A History of Blaming Games for Moral Decline and Addiction since the Ancient World

Worries about game addiction since ancient times have given way to scientific understanding of the benefits of play, rather than its detriments. Introduction Video games are often blamed for unemployment, violence in society and addiction – including by partisan politicians raising moral concerns. Blaming video games for social or moral decline might feel like something[…]

An Introduction to Paleoclimatology

The reconstruction of ancient climate is important to understand natural variation in climate and the evolution of the current climate. Introduction Paleoclimatology is the study of climates for which systematic measurements were not taken.[1] As instrumental records only span a tiny part of Earth history, the reconstruction of ancient climate is important to understand natural[…]

The Meaning of European Upper Paleolithic Rock Art

It has been suggested that there is a correlation between demographic and social patterns and the flourishing of rock art. Introduction Rock art (also known as parietal art) is an umbrella term which refers to several types of creations including finger markings left on soft surfaces, bas-relief sculptures, engraved figures and symbols, and paintings onto[…]

The Right Home in the Wrong Location: Does it Matter?

We’ve always had those situations when we have to do the best trade-offs, especially when buying something that costs an arm and a leg. One of the best examples is purchasing a house. What should you generally consider first? Right, it’s the house itself and its location. You’ll probably be the luckiest homeowner on Earth[…]

Top Interesting Dissertation Topics on Renaissance

Renaissance is one of the most interesting periods in history. It’s an ever-lasting inspiration for a college paper, since students can choose from countless pieces of art, architecture, and literature to analyze. To understand how a particular point in history was, you’d had to experience it. Publications testify about people and events, but they may[…]

The History of Student Life: 7 Things You Didn’t Know

Memorable and extravagant, today’s student life hardly differs from the experiences students lived through in previous centuries. INTRODUCTION Student life is an unparalleled social phenomenon typically associated with revelry, fun, living in the moment, and yes, studying itself. This remarkable period of human life serves as a bridge from reckless adolescence to conscious adulthood. And,[…]

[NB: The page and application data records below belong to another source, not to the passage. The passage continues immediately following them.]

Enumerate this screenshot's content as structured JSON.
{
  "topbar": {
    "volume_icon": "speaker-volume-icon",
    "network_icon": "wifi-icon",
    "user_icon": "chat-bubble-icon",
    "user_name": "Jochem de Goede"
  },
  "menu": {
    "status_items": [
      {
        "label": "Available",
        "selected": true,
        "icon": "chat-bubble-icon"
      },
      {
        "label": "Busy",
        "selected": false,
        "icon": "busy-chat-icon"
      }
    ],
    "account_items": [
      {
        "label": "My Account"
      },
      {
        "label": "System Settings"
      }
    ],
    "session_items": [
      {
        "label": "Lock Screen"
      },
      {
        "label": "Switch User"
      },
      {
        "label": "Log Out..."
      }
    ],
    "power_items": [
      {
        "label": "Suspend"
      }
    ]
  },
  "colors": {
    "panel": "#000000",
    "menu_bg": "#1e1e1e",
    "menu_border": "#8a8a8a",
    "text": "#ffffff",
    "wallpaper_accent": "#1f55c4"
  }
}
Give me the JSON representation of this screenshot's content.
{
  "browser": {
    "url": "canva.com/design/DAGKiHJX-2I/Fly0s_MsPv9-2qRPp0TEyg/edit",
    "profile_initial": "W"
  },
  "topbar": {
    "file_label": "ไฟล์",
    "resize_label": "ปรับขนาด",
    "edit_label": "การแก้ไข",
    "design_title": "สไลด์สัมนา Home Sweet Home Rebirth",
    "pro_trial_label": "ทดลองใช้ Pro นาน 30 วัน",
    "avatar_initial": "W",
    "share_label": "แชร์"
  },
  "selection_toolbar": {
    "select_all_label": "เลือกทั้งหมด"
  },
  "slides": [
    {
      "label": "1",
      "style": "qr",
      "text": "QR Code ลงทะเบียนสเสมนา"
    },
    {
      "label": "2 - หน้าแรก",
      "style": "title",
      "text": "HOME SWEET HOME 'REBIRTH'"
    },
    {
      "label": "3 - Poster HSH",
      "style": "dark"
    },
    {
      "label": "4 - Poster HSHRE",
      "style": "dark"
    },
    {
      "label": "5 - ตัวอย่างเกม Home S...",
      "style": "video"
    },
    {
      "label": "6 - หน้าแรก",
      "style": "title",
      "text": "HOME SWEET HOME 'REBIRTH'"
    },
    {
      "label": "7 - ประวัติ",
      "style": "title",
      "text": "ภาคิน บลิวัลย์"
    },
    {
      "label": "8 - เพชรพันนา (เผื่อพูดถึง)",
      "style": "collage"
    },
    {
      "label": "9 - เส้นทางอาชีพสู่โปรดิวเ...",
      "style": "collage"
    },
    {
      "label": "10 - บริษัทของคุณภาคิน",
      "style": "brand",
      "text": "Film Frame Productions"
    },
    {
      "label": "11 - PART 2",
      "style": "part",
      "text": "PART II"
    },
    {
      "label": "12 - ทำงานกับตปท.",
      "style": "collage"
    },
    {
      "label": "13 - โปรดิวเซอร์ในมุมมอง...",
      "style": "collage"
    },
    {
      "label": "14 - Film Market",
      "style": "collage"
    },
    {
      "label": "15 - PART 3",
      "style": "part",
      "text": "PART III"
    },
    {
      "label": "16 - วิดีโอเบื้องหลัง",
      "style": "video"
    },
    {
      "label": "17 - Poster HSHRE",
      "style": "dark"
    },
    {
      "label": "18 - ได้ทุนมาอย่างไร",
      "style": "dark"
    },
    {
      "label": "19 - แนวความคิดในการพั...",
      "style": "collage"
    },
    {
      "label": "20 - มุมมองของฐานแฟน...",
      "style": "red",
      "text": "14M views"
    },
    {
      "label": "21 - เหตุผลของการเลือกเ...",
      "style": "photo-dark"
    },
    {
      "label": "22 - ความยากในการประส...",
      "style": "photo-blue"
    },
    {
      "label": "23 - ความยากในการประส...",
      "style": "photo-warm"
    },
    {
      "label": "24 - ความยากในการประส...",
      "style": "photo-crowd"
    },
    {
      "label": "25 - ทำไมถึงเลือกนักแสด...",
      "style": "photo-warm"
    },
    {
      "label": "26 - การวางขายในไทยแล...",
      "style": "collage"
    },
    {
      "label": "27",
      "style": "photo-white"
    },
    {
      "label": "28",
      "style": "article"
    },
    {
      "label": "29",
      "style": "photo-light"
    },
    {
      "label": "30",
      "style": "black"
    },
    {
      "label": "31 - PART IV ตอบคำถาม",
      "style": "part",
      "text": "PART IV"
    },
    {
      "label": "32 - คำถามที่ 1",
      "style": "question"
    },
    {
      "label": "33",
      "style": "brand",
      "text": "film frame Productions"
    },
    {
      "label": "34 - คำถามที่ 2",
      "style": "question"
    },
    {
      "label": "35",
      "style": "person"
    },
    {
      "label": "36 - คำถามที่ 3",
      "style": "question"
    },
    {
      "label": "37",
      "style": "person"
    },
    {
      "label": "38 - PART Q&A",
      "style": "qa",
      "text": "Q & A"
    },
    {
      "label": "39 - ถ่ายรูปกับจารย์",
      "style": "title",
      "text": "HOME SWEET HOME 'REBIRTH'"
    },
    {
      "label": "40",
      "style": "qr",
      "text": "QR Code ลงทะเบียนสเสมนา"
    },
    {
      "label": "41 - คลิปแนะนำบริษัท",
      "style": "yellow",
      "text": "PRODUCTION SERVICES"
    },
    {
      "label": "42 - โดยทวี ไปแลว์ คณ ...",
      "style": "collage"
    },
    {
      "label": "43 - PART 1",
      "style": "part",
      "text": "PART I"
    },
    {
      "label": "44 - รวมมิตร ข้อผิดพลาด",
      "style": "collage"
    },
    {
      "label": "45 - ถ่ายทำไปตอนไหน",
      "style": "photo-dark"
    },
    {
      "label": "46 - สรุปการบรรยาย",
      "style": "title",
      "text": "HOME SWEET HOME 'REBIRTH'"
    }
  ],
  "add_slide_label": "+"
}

Art of Conflict: Portraying Native Americans, 1850–1900

How did U.S. and Native American artists portray Indian peoples of the West in the late nineteenth century? Introduction Images of American Indians became widely popular with American and European audiences in the mid-nineteenth century. From watercolor and pencil sketches, to oil paintings, prints, and photographs, visual representations of Indian peoples were increasingly in demand[…]

Native Americans in an Age of Empire and Revolution, 1750-1783

The late eighteenth century was marked by imperial competition, as European powers vied for control of land and resources around the globe. Introduction All North America was Indian country prior to European settlement in the late sixteenth and early seventeenth centuries. The conventional narrative holds that indigenous peoples were overwhelmed by a wave of European[…]